Following's Danish vote to opt out of the euro, and the articles in Saturday's Bulletin under Daily International, and Ray Fleming's Looking Around, have certainly given me and no doubt many others, food for thought. Hitherto, I was an advocate of the euro, having, not least in my business (real estate), to deal with so many different nationalities buying and selling, thus involving various currencies, the practicality of one unit in Europe was most commendable. I still basically believe in this, but with reservations. Sometimes the theory and ideals can outstrip the practicality. Taking aside the advantages or disadvantages of being in or out of the euro at present, taking a longer term view, there is one very worrying factor on the horizon. It is the proposed enlargement of the European Union, incorporating so many of those previous Eastern Bloc countries, plus others. Taking Germany as one example, I have seen that currency strengthen over the last 25 years or so. Now the currency is over three marks to the pound, and rising. More importantly, its lesser value to the $US would affect Germany's cost of buying oil, the essential moving force for everything in our lives. Some may say a cheaper mark improves their exports, but there was nothing wrong with their economy before the euro, and I wonder if a referendum held in Germany today would result in a Yes vote. However, the main worry, as said, is the new entries being planned. One of the reasons the euro (and the Deutch mark as well) has had to suffer, is to support some of the present weaker nations in the Union. Even the mighty mark can only help and support its fellow European nations up to a limit, and the future with new entries planned, is ominous. Whilst economic targets may be set for new countries' entry, idealists who can affect these issues, would no doubt let their heart rule their head, rush in to a euphoria-affected situation, to only see the results, financially, unfold in due course. Rules were already bent for some of the present members in the euro, and their economies were very much more healthy and productive than the proposed new ones. On the belittling of the Danish decision, due to their size/population as being unimportant, it should be remembered that the Swiss also voted to actually not join the EU, and their economy continues to thrive. In fact, a nation can still trade with its EU partners by keeping their own currency, pay the price in exports, which does have its run-on effects, but their oil and other imports will most certainly be cheaper - except possibly the UK where at present the tax man milks every situation and everybody with no end in sight!

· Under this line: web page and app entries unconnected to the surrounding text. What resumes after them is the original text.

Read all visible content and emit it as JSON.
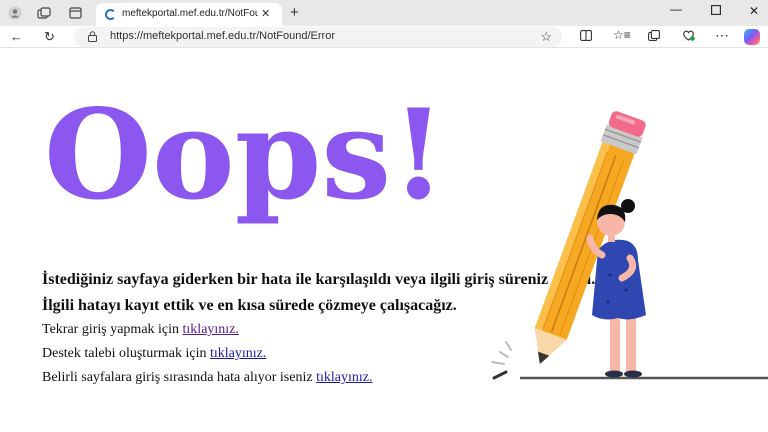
{
  "browser": {
    "tab_title": "meftekportal.mef.edu.tr/NotFound",
    "url": "https://meftekportal.mef.edu.tr/NotFound/Error"
  },
  "page": {
    "headline": "Oops!",
    "line1": "İstediğiniz sayfaya giderken bir hata ile karşılaşıldı veya ilgili giriş süreniz doldu.",
    "line2": "İlgili hatayı kayıt ettik ve en kısa sürede çözmeye çalışacağız.",
    "link_rows": [
      {
        "text": "Tekrar giriş yapmak için ",
        "link": "tıklayınız."
      },
      {
        "text": "Destek talebi oluşturmak için ",
        "link": "tıklayınız."
      },
      {
        "text": "Belirli sayfalara giriş sırasında hata alıyor iseniz ",
        "link": "tıklayınız."
      }
    ]
  },
  "colors": {
    "headline": "#8b57ef",
    "link_visited": "#551a8b",
    "link": "#1a1aa6"
  },
  "icons": [
    "profile-icon",
    "workspaces-icon",
    "tab-actions-icon",
    "favicon-icon",
    "close-icon",
    "new-tab-icon",
    "minimize-icon",
    "maximize-icon",
    "window-close-icon",
    "back-icon",
    "refresh-icon",
    "lock-icon",
    "favorite-star-icon",
    "split-screen-icon",
    "favorites-icon",
    "collections-icon",
    "browser-essentials-icon",
    "more-icon",
    "copilot-icon"
  ]
}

So, as the Spanish say, every coin has two sides, and this particular one still needs some very careful inspection, and most certainly decisions made with the head rather than the heart. Everyone wants to see European nations rise upwards, hand in hand, helping each other to a better future, not dragged down to lower and financially dangerous levels, with all the resulting knock-on effects. Graham Phillips. Estate agent. Palma